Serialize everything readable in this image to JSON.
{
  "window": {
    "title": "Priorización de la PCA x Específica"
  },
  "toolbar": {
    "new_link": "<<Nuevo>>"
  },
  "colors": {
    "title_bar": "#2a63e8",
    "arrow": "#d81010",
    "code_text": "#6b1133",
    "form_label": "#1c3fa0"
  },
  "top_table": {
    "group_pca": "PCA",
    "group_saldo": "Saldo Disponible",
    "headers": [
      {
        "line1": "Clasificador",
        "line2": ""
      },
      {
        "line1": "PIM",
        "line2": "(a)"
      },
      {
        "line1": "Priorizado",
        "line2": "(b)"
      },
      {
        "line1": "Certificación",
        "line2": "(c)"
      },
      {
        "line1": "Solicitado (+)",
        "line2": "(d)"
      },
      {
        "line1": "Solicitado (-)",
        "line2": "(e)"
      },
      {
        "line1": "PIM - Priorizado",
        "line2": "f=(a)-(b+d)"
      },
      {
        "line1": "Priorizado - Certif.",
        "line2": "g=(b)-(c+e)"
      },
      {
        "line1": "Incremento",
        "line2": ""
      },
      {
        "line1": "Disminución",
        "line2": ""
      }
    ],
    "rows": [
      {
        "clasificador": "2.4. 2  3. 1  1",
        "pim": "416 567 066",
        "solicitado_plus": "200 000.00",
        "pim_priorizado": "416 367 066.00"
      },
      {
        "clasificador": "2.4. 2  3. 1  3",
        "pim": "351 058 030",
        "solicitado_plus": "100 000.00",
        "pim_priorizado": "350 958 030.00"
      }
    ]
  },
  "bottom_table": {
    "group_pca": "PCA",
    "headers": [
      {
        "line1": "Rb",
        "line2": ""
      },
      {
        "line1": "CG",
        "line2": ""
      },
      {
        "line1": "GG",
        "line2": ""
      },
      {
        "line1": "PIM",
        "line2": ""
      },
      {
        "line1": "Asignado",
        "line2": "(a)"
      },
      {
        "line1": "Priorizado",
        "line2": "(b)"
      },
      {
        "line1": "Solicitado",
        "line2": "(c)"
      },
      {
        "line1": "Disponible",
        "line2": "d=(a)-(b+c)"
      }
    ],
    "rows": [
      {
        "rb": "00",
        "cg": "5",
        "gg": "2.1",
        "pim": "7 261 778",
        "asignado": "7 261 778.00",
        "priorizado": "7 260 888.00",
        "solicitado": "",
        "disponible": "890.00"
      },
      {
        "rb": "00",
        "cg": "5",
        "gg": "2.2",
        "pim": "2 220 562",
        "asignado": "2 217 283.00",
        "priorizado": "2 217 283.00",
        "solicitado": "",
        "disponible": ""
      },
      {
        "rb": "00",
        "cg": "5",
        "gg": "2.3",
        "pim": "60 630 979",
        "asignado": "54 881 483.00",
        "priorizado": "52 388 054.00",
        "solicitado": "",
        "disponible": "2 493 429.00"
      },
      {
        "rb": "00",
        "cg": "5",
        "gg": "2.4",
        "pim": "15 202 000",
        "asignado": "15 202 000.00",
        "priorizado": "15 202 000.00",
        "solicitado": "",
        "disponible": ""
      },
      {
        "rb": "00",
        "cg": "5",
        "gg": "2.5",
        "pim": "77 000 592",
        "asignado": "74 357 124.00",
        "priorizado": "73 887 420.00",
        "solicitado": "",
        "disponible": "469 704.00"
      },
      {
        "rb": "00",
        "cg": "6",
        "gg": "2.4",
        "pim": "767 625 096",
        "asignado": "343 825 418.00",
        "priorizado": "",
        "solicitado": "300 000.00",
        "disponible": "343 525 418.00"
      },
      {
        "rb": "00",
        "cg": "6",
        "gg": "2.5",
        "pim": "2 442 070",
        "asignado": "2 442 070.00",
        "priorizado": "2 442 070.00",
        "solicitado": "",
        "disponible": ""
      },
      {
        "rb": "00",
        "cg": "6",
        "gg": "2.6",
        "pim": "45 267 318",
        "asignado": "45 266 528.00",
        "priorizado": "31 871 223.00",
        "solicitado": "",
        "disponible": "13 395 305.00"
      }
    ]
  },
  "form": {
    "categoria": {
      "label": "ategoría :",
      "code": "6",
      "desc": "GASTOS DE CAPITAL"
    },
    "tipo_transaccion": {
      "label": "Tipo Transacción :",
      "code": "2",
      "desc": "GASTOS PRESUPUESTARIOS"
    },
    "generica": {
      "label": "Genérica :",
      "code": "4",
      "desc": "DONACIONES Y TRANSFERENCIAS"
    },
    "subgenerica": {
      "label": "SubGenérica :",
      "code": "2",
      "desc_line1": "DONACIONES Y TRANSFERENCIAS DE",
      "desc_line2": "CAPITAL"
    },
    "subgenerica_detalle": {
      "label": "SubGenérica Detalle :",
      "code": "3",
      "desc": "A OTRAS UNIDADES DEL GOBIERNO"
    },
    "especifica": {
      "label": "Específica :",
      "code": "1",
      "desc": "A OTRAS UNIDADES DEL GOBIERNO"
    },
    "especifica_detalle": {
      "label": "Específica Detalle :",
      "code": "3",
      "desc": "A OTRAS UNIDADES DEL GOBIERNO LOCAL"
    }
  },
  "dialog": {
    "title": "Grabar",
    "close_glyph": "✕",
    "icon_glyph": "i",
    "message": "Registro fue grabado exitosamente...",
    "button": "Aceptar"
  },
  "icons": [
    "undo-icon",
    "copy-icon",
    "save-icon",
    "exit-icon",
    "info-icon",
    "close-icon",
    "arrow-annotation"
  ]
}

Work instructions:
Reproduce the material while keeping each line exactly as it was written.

Worked solution:
Serialize everything readable in this image to JSON.
{
  "window": {
    "title": "Priorización de la PCA x Específica"
  },
  "toolbar": {
    "new_link": "<<Nuevo>>"
  },
  "colors": {
    "title_bar": "#2a63e8",
    "arrow": "#d81010",
    "code_text": "#6b1133",
    "form_label": "#1c3fa0"
  },
  "top_table": {
    "group_pca": "PCA",
    "group_saldo": "Saldo Disponible",
    "headers": [
      {
        "line1": "Clasificador",
        "line2": ""
      },
      {
        "line1": "PIM",
        "line2": "(a)"
      },
      {
        "line1": "Priorizado",
        "line2": "(b)"
      },
      {
        "line1": "Certificación",
        "line2": "(c)"
      },
      {
        "line1": "Solicitado (+)",
        "line2": "(d)"
      },
      {
        "line1": "Solicitado (-)",
        "line2": "(e)"
      },
      {
        "line1": "PIM - Priorizado",
        "line2": "f=(a)-(b+d)"
      },
      {
        "line1": "Priorizado - Certif.",
        "line2": "g=(b)-(c+e)"
      },
      {
        "line1": "Incremento",
        "line2": ""
      },
      {
        "line1": "Disminución",
        "line2": ""
      }
    ],
    "rows": [
      {
        "clasificador": "2.4. 2  3. 1  1",
        "pim": "416 567 066",
        "solicitado_plus": "200 000.00",
        "pim_priorizado": "416 367 066.00"
      },
      {
        "clasificador": "2.4. 2  3. 1  3",
        "pim": "351 058 030",
        "solicitado_plus": "100 000.00",
        "pim_priorizado": "350 958 030.00"
      }
    ]
  },
  "bottom_table": {
    "group_pca": "PCA",
    "headers": [
      {
        "line1": "Rb",
        "line2": ""
      },
      {
        "line1": "CG",
        "line2": ""
      },
      {
        "line1": "GG",
        "line2": ""
      },
      {
        "line1": "PIM",
        "line2": ""
      },
      {
        "line1": "Asignado",
        "line2": "(a)"
      },
      {
        "line1": "Priorizado",
        "line2": "(b)"
      },
      {
        "line1": "Solicitado",
        "line2": "(c)"
      },
      {
        "line1": "Disponible",
        "line2": "d=(a)-(b+c)"
      }
    ],
    "rows": [
      {
        "rb": "00",
        "cg": "5",
        "gg": "2.1",
        "pim": "7 261 778",
        "asignado": "7 261 778.00",
        "priorizado": "7 260 888.00",
        "solicitado": "",
        "disponible": "890.00"
      },
      {
        "rb": "00",
        "cg": "5",
        "gg": "2.2",
        "pim": "2 220 562",
        "asignado": "2 217 283.00",
        "priorizado": "2 217 283.00",
        "solicitado": "",
        "disponible": ""
      },
      {
        "rb": "00",
        "cg": "5",
        "gg": "2.3",
        "pim": "60 630 979",
        "asignado": "54 881 483.00",
        "priorizado": "52 388 054.00",
        "solicitado": "",
        "disponible": "2 493 429.00"
      },
      {
        "rb": "00",
        "cg": "5",
        "gg": "2.4",
        "pim": "15 202 000",
        "asignado": "15 202 000.00",
        "priorizado": "15 202 000.00",
        "solicitado": "",
        "disponible": ""
      },
      {
        "rb": "00",
        "cg": "5",
        "gg": "2.5",
        "pim": "77 000 592",
        "asignado": "74 357 124.00",
        "priorizado": "73 887 420.00",
        "solicitado": "",
        "disponible": "469 704.00"
      },
      {
        "rb": "00",
        "cg": "6",
        "gg": "2.4",
        "pim": "767 625 096",
        "asignado": "343 825 418.00",
        "priorizado": "",
        "solicitado": "300 000.00",
        "disponible": "343 525 418.00"
      },
      {
        "rb": "00",
        "cg": "6",
        "gg": "2.5",
        "pim": "2 442 070",
        "asignado": "2 442 070.00",
        "priorizado": "2 442 070.00",
        "solicitado": "",
        "disponible": ""
      },
      {
        "rb": "00",
        "cg": "6",
        "gg": "2.6",
        "pim": "45 267 318",
        "asignado": "45 266 528.00",
        "priorizado": "31 871 223.00",
        "solicitado": "",
        "disponible": "13 395 305.00"
      }
    ]
  },
  "form": {
    "categoria": {
      "label": "ategoría :",
      "code": "6",
      "desc": "GASTOS DE CAPITAL"
    },
    "tipo_transaccion": {
      "label": "Tipo Transacción :",
      "code": "2",
      "desc": "GASTOS PRESUPUESTARIOS"
    },
    "generica": {
      "label": "Genérica :",
      "code": "4",
      "desc": "DONACIONES Y TRANSFERENCIAS"
    },
    "subgenerica": {
      "label": "SubGenérica :",
      "code": "2",
      "desc_line1": "DONACIONES Y TRANSFERENCIAS DE",
      "desc_line2": "CAPITAL"
    },
    "subgenerica_detalle": {
      "label": "SubGenérica Detalle :",
      "code": "3",
      "desc": "A OTRAS UNIDADES DEL GOBIERNO"
    },
    "especifica": {
      "label": "Específica :",
      "code": "1",
      "desc": "A OTRAS UNIDADES DEL GOBIERNO"
    },
    "especifica_detalle": {
      "label": "Específica Detalle :",
      "code": "3",
      "desc": "A OTRAS UNIDADES DEL GOBIERNO LOCAL"
    }
  },
  "dialog": {
    "title": "Grabar",
    "close_glyph": "✕",
    "icon_glyph": "i",
    "message": "Registro fue grabado exitosamente...",
    "button": "Aceptar"
  },
  "icons": [
    "undo-icon",
    "copy-icon",
    "save-icon",
    "exit-icon",
    "info-icon",
    "close-icon",
    "arrow-annotation"
  ]
}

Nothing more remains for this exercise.